WHAT YOU HAVE TO DO:
Every line with the word "after" in it should be extracted from the data that follows.

○ ○ ○ ○ ○

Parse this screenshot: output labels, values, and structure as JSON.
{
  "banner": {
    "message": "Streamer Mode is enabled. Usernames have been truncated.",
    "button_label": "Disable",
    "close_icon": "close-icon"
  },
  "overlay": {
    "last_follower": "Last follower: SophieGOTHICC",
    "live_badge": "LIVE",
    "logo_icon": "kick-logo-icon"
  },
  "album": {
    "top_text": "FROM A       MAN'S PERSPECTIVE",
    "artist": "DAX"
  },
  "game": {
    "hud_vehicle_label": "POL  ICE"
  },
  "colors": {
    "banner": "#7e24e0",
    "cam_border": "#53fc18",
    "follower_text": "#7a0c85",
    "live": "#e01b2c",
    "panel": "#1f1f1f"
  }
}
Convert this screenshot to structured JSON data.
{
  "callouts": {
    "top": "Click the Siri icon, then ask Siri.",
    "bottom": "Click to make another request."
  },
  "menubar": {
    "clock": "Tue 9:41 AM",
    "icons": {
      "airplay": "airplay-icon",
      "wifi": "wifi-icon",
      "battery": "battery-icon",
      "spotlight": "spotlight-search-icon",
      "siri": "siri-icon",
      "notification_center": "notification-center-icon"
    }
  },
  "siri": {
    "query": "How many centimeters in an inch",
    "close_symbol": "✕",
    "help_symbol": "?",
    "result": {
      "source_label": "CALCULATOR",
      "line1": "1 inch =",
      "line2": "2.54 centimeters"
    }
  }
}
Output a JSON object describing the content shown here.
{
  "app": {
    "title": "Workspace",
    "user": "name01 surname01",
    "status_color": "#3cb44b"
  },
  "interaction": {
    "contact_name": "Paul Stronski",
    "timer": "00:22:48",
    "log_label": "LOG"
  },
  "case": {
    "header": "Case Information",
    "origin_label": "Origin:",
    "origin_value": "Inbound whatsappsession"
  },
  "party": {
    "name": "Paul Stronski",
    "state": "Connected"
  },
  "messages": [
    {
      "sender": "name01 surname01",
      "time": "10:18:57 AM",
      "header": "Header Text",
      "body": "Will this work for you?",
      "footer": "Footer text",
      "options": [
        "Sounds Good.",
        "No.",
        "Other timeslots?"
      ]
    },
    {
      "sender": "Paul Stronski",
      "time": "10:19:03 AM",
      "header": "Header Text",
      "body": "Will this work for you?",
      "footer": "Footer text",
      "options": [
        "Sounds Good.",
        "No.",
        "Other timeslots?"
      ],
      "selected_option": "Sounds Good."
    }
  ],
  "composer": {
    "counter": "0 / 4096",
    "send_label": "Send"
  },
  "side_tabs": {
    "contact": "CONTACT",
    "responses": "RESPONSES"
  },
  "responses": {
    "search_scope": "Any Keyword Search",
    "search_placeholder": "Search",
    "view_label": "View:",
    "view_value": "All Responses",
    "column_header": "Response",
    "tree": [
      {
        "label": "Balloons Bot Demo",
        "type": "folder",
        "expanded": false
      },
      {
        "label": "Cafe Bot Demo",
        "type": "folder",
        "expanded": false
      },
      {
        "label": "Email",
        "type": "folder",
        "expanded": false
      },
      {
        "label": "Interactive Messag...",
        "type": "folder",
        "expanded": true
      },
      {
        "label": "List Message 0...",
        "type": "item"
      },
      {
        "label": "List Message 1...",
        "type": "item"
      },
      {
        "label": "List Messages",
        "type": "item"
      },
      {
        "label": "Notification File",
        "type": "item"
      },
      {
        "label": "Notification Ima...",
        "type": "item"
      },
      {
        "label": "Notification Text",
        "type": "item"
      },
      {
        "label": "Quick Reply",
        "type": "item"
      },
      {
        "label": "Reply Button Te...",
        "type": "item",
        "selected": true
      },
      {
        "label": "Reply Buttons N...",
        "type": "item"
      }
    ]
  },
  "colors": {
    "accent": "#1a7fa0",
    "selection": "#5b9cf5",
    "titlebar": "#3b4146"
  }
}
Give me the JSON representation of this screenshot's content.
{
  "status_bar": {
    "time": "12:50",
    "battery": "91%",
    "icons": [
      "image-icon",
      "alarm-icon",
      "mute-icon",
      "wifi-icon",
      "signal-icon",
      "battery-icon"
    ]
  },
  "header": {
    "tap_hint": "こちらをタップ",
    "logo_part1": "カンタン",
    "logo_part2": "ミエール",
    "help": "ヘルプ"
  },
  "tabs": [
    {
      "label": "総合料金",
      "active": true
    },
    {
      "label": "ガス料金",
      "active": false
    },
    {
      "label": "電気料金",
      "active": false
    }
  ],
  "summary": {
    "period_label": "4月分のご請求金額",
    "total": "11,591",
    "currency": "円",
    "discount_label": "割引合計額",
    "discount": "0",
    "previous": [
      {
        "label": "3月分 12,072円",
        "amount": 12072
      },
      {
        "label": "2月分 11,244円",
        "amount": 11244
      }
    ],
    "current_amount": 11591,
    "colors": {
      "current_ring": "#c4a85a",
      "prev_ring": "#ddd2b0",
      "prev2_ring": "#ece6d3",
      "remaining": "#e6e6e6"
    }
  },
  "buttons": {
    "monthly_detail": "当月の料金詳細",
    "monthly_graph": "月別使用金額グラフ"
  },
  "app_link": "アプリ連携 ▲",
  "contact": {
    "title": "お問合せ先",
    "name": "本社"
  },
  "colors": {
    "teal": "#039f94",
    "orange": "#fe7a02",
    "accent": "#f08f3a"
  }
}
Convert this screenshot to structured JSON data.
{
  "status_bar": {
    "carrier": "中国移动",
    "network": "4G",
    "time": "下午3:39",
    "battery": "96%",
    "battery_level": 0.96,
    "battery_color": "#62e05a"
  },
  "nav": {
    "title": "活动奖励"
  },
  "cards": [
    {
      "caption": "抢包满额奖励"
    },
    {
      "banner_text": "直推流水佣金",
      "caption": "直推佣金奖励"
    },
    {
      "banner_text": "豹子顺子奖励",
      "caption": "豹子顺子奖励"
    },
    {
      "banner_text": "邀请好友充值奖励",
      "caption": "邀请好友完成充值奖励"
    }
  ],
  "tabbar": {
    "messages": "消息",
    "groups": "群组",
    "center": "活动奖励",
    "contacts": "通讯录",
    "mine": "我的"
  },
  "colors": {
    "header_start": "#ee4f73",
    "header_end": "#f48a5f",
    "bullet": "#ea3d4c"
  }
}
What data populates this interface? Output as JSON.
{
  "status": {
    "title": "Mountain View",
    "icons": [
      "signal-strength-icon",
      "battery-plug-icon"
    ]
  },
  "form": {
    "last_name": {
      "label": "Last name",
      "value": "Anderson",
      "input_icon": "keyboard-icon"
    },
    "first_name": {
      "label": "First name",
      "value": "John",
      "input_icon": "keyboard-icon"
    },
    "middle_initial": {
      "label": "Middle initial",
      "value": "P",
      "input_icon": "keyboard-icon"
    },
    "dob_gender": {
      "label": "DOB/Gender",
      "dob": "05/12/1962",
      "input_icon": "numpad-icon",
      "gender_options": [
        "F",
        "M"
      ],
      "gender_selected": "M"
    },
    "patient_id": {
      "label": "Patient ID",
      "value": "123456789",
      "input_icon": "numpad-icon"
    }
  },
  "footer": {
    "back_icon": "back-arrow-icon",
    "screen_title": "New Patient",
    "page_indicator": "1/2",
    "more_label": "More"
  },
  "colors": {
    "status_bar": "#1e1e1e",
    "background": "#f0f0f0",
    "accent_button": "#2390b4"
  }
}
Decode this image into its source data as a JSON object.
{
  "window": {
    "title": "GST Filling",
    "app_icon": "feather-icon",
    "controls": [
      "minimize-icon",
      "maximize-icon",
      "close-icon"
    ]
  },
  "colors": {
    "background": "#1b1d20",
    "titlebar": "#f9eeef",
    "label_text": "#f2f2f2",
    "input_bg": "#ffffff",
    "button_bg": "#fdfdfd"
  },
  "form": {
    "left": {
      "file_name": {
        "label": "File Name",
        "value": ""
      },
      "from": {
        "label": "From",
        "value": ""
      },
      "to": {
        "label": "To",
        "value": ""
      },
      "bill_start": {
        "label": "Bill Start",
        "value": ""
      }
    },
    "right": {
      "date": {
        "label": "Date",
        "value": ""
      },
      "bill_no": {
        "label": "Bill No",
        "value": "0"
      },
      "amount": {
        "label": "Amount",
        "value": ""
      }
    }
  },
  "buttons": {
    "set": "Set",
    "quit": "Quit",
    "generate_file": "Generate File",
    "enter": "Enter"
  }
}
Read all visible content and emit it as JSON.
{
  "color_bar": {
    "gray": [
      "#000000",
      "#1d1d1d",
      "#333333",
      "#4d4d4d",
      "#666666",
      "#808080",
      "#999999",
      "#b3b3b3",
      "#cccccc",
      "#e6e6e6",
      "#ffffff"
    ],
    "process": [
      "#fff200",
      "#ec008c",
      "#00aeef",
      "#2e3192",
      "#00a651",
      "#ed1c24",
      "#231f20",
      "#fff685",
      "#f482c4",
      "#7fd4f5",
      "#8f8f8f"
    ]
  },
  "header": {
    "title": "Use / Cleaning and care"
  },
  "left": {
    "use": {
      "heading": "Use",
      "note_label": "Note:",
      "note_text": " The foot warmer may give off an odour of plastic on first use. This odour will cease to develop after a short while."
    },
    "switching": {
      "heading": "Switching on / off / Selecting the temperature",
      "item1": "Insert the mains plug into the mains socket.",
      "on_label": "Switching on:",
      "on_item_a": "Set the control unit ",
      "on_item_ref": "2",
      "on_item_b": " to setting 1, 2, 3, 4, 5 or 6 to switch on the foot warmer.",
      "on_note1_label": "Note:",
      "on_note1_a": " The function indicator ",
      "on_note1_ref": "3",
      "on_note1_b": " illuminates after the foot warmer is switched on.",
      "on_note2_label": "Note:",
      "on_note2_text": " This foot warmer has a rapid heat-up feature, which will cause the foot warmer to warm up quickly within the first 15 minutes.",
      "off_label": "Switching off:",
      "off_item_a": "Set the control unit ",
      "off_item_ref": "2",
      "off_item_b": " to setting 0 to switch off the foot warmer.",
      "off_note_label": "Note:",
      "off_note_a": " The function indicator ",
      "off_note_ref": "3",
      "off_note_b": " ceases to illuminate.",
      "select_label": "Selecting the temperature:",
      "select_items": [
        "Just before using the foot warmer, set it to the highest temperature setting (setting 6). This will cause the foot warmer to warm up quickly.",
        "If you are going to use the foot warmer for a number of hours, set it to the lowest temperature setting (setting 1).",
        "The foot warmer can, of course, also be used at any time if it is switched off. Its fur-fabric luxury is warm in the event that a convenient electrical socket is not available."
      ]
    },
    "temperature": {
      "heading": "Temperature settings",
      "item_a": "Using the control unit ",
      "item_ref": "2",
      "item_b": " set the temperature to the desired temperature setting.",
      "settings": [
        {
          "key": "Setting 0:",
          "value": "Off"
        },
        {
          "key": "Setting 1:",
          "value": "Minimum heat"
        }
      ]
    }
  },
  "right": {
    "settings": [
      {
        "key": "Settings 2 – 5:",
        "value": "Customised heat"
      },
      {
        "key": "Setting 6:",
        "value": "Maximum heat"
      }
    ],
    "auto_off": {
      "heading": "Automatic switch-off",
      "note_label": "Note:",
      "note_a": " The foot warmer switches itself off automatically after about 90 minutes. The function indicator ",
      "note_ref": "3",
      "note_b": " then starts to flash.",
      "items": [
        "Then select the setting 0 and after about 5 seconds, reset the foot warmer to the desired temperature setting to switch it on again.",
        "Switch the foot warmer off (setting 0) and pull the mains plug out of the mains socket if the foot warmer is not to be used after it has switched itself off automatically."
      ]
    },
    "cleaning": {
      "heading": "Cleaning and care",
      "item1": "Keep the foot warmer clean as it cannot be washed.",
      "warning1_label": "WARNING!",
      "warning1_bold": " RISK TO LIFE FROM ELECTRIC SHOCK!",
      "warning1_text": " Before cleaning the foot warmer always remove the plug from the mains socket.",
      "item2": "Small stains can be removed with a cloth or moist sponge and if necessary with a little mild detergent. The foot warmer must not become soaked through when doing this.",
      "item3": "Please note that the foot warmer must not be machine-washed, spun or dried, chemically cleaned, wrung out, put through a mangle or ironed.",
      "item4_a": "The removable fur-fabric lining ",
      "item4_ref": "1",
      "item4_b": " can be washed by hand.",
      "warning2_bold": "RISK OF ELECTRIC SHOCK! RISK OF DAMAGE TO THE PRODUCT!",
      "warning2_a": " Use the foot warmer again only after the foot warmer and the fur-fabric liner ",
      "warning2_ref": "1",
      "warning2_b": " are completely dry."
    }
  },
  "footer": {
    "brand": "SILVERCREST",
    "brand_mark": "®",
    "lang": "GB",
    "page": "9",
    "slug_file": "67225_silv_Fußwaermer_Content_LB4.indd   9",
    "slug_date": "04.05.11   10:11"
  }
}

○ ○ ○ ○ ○

WRITTEN RESPONSE:
      "note_text": " The foot warmer may give off an odour of plastic on first use. This odour will cease to develop after a short while."
      "on_note1_b": " illuminates after the foot warmer is switched on.",
      "note_a": " The foot warmer switches itself off automatically after about 90 minutes. The function indicator ",
        "Then select the setting 0 and after about 5 seconds, reset the foot warmer to the desired temperature setting to switch it on again.",
        "Switch the foot warmer off (setting 0) and pull the mains plug out of the mains socket if the foot warmer is not to be used after it has switched itself off automatically."
      "warning2_a": " Use the foot warmer again only after the foot warmer and the fur-fabric liner ",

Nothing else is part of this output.